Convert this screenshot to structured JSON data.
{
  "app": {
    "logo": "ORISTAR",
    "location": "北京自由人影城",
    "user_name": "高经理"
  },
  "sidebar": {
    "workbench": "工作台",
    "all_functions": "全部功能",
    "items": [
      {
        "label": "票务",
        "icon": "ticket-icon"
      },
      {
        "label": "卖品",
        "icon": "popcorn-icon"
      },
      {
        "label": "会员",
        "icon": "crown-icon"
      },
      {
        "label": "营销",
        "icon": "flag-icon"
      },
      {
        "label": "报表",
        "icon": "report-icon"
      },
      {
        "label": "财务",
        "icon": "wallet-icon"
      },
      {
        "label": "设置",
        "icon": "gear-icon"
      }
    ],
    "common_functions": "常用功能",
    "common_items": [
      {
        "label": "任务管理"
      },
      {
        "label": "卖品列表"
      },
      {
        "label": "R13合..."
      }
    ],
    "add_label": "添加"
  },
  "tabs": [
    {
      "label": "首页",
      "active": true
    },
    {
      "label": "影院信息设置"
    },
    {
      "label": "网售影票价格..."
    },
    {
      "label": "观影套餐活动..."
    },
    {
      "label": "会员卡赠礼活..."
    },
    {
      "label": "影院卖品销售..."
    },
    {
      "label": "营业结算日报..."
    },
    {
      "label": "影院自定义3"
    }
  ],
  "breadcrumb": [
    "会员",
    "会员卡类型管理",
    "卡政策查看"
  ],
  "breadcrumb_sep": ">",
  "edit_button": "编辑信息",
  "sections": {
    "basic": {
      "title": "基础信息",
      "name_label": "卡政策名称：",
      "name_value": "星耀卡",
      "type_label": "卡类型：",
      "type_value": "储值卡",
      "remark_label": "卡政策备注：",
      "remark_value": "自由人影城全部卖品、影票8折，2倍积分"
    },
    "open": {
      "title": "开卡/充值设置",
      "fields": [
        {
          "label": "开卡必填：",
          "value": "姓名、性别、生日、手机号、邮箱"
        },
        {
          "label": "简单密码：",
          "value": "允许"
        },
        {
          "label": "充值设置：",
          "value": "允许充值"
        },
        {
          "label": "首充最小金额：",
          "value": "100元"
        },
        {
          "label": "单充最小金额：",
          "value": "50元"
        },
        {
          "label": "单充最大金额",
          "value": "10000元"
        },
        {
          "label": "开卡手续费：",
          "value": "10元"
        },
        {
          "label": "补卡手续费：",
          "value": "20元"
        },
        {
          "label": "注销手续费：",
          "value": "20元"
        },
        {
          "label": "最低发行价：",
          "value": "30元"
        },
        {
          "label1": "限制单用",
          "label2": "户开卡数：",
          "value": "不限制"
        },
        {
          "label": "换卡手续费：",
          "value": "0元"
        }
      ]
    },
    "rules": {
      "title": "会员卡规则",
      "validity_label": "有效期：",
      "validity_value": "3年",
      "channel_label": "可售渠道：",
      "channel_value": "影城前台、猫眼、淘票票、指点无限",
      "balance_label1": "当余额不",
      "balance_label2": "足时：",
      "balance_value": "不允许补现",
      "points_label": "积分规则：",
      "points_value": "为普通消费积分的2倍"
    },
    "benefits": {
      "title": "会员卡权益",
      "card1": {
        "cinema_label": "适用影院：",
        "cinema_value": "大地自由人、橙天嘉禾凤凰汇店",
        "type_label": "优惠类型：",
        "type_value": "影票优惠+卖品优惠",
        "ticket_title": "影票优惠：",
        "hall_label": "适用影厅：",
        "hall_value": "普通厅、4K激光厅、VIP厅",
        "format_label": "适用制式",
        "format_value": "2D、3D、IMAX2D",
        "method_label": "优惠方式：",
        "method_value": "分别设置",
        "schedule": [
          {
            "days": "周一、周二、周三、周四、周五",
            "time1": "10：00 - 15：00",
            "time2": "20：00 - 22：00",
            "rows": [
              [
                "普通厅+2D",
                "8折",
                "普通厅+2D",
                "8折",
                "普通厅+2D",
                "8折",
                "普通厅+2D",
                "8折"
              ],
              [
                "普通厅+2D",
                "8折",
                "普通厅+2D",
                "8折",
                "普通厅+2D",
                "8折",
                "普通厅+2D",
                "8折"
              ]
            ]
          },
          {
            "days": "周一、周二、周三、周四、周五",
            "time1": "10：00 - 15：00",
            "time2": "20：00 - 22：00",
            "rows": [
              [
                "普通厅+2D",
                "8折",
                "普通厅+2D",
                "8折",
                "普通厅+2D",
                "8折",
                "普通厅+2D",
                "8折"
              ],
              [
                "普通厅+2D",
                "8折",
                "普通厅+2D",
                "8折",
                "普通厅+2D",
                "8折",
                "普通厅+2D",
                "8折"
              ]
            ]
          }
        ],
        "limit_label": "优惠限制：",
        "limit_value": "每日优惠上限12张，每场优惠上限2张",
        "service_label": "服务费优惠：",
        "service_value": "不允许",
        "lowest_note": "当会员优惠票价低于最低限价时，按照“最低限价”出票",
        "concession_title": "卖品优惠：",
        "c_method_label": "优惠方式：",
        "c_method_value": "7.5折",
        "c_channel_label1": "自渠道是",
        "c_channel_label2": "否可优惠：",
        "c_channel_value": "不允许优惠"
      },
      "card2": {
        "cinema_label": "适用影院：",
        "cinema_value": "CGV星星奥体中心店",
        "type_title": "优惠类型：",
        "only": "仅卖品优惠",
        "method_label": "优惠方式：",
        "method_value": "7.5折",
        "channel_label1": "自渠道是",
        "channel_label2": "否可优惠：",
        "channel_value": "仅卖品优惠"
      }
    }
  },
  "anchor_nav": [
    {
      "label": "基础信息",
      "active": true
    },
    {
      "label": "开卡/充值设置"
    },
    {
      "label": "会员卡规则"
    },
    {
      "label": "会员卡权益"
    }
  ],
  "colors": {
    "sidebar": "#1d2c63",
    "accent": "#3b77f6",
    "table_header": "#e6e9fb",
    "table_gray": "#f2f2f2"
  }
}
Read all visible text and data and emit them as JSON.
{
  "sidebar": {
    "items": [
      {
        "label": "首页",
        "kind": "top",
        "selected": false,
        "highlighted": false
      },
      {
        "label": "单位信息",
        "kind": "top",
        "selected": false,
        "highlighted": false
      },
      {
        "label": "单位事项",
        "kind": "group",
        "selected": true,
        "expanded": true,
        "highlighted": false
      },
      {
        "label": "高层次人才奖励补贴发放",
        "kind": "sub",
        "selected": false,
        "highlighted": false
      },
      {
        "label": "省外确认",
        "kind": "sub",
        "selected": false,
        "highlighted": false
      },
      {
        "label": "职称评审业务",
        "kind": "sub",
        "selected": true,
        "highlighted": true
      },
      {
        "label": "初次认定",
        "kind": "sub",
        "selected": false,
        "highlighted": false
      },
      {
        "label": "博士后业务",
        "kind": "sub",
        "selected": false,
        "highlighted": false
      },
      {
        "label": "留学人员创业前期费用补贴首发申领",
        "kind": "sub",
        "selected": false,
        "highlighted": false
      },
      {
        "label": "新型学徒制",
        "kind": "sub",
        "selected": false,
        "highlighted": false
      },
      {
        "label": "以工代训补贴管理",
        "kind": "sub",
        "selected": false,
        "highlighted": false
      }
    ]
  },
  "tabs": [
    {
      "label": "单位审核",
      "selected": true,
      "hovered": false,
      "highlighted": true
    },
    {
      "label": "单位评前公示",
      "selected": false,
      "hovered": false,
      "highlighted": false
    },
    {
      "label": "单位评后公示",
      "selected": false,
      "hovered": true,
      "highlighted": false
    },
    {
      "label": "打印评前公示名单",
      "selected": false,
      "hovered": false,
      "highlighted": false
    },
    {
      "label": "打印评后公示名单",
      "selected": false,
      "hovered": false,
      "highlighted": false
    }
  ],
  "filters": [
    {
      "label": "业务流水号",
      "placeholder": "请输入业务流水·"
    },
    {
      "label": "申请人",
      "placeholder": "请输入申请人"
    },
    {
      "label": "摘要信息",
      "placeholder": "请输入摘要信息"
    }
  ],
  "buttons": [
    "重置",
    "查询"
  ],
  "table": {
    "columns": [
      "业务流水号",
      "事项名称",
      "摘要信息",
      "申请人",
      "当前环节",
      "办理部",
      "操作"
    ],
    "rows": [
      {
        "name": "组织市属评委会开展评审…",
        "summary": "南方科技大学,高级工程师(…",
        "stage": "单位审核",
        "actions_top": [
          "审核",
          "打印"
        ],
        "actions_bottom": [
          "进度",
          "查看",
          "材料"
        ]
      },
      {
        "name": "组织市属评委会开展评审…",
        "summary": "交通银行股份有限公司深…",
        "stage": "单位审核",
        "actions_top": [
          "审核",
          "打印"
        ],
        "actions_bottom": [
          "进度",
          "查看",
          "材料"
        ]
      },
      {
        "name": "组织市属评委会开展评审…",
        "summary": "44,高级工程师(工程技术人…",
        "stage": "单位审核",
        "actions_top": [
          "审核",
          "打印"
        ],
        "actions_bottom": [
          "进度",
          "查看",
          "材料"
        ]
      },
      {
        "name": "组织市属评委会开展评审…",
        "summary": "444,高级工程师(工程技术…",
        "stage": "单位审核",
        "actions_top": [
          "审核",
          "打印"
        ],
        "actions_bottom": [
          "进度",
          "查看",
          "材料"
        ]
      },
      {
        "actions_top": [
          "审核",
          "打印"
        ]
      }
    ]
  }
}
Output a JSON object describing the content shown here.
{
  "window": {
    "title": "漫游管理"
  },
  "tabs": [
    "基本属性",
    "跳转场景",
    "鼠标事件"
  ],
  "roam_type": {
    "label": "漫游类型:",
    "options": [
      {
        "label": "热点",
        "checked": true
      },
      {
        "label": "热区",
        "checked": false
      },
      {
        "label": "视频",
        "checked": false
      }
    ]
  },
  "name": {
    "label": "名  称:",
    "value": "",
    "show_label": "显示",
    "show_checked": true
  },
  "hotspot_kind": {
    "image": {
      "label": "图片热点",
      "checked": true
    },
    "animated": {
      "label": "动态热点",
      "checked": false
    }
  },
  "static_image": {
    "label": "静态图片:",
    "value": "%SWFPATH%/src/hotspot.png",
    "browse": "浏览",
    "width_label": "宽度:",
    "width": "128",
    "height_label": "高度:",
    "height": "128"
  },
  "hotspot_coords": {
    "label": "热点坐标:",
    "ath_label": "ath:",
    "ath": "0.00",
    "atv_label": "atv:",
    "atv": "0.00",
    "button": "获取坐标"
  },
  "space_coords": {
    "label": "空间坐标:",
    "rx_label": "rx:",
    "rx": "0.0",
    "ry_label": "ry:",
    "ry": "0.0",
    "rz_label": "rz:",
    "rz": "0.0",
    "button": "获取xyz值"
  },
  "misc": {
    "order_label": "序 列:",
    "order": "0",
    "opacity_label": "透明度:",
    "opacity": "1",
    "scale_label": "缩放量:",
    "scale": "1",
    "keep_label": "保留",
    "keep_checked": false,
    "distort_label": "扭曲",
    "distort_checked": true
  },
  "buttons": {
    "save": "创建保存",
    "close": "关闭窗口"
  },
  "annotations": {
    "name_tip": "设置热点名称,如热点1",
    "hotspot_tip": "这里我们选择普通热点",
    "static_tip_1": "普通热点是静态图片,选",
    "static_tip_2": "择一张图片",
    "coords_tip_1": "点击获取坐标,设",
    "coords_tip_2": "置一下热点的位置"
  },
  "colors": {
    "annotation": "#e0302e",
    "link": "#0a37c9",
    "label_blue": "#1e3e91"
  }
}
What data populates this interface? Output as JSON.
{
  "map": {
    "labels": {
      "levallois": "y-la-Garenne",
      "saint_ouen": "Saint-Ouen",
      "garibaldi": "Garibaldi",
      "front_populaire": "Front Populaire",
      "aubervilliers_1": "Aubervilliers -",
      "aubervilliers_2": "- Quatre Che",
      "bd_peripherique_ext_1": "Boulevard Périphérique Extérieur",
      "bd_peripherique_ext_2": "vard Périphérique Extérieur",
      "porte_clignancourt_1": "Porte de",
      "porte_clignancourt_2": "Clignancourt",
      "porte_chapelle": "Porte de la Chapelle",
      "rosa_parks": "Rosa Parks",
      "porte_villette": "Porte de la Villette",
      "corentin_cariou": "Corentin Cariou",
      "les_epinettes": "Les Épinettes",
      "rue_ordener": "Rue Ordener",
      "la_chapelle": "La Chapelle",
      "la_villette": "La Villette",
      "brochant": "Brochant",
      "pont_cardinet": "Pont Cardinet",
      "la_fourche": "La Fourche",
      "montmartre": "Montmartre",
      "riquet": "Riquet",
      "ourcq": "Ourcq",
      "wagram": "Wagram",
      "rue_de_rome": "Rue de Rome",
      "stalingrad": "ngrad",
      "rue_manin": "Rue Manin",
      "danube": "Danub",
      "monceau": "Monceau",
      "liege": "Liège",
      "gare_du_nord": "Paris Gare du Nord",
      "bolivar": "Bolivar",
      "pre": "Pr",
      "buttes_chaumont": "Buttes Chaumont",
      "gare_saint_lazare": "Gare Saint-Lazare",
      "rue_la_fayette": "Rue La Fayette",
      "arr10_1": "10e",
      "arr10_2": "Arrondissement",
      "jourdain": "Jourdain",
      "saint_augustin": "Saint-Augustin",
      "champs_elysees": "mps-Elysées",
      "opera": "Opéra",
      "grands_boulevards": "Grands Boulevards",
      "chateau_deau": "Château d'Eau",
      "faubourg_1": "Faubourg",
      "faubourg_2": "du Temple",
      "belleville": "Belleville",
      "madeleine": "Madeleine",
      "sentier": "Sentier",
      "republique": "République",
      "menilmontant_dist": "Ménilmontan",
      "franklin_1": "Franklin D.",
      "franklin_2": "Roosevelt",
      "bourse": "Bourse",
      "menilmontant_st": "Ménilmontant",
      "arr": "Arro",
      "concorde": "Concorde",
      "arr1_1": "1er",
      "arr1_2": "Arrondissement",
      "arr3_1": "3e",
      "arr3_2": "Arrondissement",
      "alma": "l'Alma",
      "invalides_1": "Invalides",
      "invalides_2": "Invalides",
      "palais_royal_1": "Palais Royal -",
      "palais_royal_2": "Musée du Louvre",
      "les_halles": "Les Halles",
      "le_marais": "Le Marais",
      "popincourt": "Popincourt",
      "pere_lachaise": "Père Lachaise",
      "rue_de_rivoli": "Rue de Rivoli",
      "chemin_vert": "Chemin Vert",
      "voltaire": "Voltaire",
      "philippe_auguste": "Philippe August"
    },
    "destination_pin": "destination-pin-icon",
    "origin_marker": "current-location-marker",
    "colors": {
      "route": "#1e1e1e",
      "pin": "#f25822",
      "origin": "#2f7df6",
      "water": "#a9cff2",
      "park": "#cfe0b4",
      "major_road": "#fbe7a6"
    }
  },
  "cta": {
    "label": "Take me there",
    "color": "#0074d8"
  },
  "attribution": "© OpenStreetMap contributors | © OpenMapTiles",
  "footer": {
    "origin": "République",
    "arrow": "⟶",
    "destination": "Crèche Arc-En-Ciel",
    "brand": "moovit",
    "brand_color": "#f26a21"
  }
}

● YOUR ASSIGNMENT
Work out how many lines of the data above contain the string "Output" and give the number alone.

● EXERCISE ANSWER
2